“We wanted to keep the interior fairly technical but not cold. A touch of space ship, a touch of summer. And a bit of zen… just think ‘Kenzo’. Maybe it’s slightly crazy, but I think it kind of works.”

The second part of the exercise was to do with 3D modelling and rendering. As always we’re working with Rhino. It’s a good 3D program, especially version 5 (you can see the ‘artistic’ line drawing mode images in the gallery below) and really works for us. When it came to rendering we started first with VRay. It’s really a very neat renderer, even though it can be sometimes quite tricky to get the materials and illumination right. There are, however, 2 drawbacks for us: First of all, VRay only works on PCs and secondly, it’s working like a plug-in to Rhino. Which means you need Rhino running on the same computer, which is likely to be your working computer, so unless you have a second copy of it, your productivity grinds to a standstill.

The next. image in the gallery is rendered using VRay… and we’re in two minds about the result. It’s kind of nice, very realistic in some aspects. But then again, we haven’t made up our minds if it’s beautifully calm or just slightly dead.

So we gave Keyshot a test run. It’s really easy to use generally, works for Mac and PC, is stand alone… what more could we ask for? Keyshot is mainly geared towards product and transportation design, so our interior model was a tricky task (mainly because Keyshot takes it’s illumination primarily from the HDRI backgrounds, but luckily one can create light sources independently, too). We had 15 days of trail period to get to know the program and end up with one or two renderings that would give us the feeling that the software would indeed be suitable for what we do. The bottom line is: 3D rendering is never an easy, straight forward tasks if that’s not your main job. In order to create the perfect result you’d have to work with hundreds of parameters. That starts by choosing and tweaking materials, finding the right viewing angles and applying the right background images. Depending on the size and / or scale of the model, materials sometimes behave differently. HDRI images can create all sorts of headaches, too. Some don’t deliver the right light, some deliver seemingly too much (causing the white noise you can see in some renderings). And then there’s the light! You can adjust the overall brightness / gamma. Or the brightness and contrast of the HDRI. Or you tweak every single light source. If you have the time and the mind set for fiddling with these things, it’s great fun, but honestly, we hope that when one day we’re against a deadline with a rendering, we’d better have figured out some bullet proof way to get to the results.

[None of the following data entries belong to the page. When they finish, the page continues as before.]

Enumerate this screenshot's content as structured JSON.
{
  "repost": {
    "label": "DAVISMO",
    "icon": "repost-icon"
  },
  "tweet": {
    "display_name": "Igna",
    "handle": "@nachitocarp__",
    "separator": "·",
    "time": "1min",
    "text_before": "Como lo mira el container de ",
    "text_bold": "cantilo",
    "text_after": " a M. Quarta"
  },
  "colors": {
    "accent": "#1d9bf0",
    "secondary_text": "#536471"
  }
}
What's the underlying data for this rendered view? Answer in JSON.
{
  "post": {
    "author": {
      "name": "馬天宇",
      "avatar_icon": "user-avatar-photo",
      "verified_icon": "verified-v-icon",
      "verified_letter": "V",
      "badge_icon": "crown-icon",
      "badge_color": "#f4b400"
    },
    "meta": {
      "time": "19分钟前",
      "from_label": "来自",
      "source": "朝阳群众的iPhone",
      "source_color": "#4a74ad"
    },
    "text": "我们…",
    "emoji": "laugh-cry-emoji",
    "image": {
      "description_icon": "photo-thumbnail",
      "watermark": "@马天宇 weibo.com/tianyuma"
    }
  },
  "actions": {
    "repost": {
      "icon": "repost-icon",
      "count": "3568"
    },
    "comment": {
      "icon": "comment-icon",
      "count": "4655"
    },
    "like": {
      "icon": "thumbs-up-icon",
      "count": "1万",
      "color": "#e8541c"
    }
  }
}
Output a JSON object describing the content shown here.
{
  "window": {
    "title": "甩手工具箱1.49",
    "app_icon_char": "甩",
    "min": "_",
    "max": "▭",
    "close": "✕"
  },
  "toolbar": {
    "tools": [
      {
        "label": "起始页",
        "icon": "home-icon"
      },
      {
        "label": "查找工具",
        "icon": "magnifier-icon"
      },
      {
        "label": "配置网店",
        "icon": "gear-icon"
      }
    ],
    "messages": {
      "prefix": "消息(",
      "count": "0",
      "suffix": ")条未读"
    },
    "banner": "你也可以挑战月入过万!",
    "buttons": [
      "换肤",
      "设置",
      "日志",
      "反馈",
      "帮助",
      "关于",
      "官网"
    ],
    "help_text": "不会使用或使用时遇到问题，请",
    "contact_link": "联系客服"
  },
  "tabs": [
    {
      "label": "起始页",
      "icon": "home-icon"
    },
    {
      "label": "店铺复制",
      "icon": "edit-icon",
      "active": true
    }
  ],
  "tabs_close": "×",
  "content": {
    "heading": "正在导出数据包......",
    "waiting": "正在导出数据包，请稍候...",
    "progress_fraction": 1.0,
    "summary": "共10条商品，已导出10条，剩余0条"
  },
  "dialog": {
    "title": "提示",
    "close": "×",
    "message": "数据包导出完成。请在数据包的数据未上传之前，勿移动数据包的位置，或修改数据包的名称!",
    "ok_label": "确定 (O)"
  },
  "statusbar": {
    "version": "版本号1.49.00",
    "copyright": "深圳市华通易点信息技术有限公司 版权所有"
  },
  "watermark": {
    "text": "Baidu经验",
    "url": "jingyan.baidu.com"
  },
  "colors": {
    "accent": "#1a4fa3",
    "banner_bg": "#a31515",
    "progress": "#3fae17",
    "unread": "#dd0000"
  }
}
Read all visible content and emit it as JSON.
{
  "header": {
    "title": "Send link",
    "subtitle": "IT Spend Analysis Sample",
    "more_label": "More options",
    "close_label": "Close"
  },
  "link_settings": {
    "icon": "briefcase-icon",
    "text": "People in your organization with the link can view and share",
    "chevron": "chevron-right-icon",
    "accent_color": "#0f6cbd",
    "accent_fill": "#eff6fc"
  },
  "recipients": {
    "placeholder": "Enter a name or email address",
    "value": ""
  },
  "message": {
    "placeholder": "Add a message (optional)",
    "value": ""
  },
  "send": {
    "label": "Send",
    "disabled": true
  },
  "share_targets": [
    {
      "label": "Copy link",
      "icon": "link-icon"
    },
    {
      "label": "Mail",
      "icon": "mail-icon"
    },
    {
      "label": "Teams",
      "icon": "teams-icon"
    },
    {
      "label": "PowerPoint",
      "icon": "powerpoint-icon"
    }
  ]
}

For the time being we’re quite happy with what we’ve achieved with Keyshot and it’s the most likely candidate for when we buy our next render software (we haven’t tested Bunkspeed yet, which is similar in it’s approach and we’ve seen brilliant examples, but unfortunately it’s a PC only software again, depending on high end graphic cards to make the most of it).

In the meantime, we hope you like our ‘Moonflower’ concept. Maybe we should put it in the ‘portfolio’ section instead?